Task material:
=======

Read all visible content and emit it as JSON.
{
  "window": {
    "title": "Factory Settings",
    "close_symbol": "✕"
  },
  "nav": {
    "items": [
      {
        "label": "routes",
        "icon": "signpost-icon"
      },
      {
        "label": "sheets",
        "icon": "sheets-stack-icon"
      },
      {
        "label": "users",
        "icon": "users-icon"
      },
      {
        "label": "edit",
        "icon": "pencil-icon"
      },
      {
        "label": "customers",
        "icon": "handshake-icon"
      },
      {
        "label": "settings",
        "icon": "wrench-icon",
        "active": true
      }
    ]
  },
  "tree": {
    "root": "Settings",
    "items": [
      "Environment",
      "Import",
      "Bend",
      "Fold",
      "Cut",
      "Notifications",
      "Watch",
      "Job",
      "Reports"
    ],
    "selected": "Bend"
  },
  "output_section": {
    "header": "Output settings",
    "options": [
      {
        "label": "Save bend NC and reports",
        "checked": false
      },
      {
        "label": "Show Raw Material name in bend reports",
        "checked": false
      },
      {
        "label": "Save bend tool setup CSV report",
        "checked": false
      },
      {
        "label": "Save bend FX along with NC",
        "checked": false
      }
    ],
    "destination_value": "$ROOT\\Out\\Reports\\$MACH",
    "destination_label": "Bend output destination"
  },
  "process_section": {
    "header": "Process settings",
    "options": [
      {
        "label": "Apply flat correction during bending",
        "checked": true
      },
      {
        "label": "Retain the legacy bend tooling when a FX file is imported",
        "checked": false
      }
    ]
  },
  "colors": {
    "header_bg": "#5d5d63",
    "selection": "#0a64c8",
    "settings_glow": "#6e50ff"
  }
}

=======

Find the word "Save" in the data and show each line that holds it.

        "label": "Save bend NC and reports",
        "label": "Save bend tool setup CSV report",
        "label": "Save bend FX along with NC",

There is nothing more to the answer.